Gambia’s Chief Justice and former UN genocide prosecutor, Hassan B. Jallow has shuffled judges to diffuse tensions between the Bar Association and the Judicial Service Commission.
At least four judges, including Justice Simeon Abi, have been moved to courts outside the capital, Banjul.
Justice Simeon Abi has been moved to Basse High Court, Edward E. Ogar to the Brikama High Court, Justice Martin U. Okoi to Kanifing High Court and Justice A.O. Agboola to the Banjul Annex, judicial sources say.
The appointment of the judges is being challenged by the Gambia Bar Association. The association boycotted the courts of the four judges and demanded that their appointment is nullified.
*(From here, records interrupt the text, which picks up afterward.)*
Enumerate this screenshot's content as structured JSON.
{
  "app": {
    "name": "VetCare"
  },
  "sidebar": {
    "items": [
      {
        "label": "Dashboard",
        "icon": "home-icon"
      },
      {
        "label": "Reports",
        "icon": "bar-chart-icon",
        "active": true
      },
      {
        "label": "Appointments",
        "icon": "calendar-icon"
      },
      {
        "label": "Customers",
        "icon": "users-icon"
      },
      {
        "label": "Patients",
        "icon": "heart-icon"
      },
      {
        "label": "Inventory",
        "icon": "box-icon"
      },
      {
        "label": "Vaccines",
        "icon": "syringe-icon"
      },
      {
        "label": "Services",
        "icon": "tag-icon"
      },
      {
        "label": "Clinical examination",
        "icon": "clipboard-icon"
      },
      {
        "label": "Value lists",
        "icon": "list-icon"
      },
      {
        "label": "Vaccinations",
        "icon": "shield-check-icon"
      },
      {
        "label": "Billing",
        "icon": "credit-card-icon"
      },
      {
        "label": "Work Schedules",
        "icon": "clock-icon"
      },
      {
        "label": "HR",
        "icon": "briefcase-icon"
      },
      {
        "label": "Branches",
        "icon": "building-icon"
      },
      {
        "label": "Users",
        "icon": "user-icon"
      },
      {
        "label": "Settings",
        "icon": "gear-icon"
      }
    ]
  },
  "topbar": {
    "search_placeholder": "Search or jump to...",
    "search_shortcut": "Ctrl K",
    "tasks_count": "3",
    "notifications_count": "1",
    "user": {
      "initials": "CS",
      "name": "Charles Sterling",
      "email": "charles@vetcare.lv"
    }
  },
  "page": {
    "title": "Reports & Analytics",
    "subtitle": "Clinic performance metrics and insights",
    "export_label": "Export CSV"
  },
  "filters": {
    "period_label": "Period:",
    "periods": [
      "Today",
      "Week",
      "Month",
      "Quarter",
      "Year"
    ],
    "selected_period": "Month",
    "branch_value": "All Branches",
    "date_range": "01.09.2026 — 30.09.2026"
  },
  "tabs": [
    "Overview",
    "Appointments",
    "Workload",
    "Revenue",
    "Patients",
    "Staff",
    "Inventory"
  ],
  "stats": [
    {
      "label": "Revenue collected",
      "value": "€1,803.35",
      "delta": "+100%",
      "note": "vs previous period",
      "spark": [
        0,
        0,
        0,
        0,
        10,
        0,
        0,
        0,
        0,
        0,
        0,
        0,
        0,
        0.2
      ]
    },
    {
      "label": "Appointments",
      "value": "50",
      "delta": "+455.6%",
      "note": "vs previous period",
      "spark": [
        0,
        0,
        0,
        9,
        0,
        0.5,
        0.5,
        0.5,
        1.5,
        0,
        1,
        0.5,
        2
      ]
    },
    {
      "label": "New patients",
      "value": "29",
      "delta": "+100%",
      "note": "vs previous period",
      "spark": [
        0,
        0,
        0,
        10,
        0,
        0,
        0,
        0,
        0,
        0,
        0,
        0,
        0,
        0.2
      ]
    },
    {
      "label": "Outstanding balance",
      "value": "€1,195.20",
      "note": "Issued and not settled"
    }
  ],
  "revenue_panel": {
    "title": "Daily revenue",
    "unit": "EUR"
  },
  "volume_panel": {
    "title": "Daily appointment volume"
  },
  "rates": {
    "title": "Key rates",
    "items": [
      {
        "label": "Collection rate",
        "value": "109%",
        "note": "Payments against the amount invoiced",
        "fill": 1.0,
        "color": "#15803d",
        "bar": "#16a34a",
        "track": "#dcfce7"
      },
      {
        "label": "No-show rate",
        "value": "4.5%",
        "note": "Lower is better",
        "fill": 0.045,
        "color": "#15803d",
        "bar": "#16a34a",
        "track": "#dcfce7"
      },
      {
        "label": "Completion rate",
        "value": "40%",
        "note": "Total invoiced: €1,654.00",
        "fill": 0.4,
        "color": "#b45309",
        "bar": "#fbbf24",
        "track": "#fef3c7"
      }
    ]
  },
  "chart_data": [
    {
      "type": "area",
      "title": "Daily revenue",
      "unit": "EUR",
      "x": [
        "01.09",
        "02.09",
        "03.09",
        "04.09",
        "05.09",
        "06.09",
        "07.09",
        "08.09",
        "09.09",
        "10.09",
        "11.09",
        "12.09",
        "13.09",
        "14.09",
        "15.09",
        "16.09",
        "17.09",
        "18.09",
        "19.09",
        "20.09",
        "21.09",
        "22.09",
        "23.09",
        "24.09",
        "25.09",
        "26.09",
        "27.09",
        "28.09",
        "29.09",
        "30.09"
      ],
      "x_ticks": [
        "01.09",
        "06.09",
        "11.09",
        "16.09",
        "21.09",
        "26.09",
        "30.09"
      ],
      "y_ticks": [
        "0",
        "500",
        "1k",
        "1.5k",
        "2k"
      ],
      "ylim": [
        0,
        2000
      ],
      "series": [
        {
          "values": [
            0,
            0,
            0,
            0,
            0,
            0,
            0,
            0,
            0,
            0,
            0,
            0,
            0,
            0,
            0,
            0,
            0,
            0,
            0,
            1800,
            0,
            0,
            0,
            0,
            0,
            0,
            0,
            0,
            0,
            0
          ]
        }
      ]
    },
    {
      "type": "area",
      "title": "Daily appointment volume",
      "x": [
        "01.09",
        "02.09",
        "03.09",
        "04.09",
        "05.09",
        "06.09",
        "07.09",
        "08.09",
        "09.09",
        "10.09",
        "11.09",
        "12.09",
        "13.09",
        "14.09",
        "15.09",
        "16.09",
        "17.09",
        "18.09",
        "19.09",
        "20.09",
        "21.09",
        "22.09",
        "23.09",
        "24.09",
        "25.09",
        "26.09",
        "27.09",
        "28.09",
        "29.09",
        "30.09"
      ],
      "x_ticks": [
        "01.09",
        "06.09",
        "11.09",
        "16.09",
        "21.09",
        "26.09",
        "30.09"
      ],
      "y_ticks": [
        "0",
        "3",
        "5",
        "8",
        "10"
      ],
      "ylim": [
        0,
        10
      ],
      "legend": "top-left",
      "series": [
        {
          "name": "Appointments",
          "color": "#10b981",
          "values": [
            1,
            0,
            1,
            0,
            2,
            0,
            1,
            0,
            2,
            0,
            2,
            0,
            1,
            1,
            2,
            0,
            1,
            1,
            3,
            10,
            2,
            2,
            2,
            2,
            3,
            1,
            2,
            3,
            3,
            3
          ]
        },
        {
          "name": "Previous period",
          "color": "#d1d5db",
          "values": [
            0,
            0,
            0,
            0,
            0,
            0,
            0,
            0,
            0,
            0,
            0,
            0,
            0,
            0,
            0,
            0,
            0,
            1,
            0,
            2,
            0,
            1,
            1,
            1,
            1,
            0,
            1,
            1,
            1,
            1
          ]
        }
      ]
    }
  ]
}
The judges are on contract with the Gambia government, according to a Justice Department source. Their contract was hurriedly renewed by former President Yahya Jammeh during the political standoff that led him to flee.
Four Supreme Court judges have been sworn-in by Gambia’s new President Adama Barrow to start hearing cases in the West African nation’s constitutional court, which had been at a standstill for years.
Jammeh refused to appoint judges to the Supreme Court and had been accused of interfering with the court.
His election petition challenging Adama Barrow’s victory was nailed in the coffin because the Supreme Court did not have enough judges on the bench to hear it.
The Gambia’s judiciary is regarded as one of the least independent by the International Bar Association. Jammeh had used the courts to detain and imprison his political rivals and perceived enemies.
The Gambia’s new government has pledged not to interfere in judicial matters and for the first time in the country’s half a century post-independence history, a majority of the judges in its constitutional court are Gambians.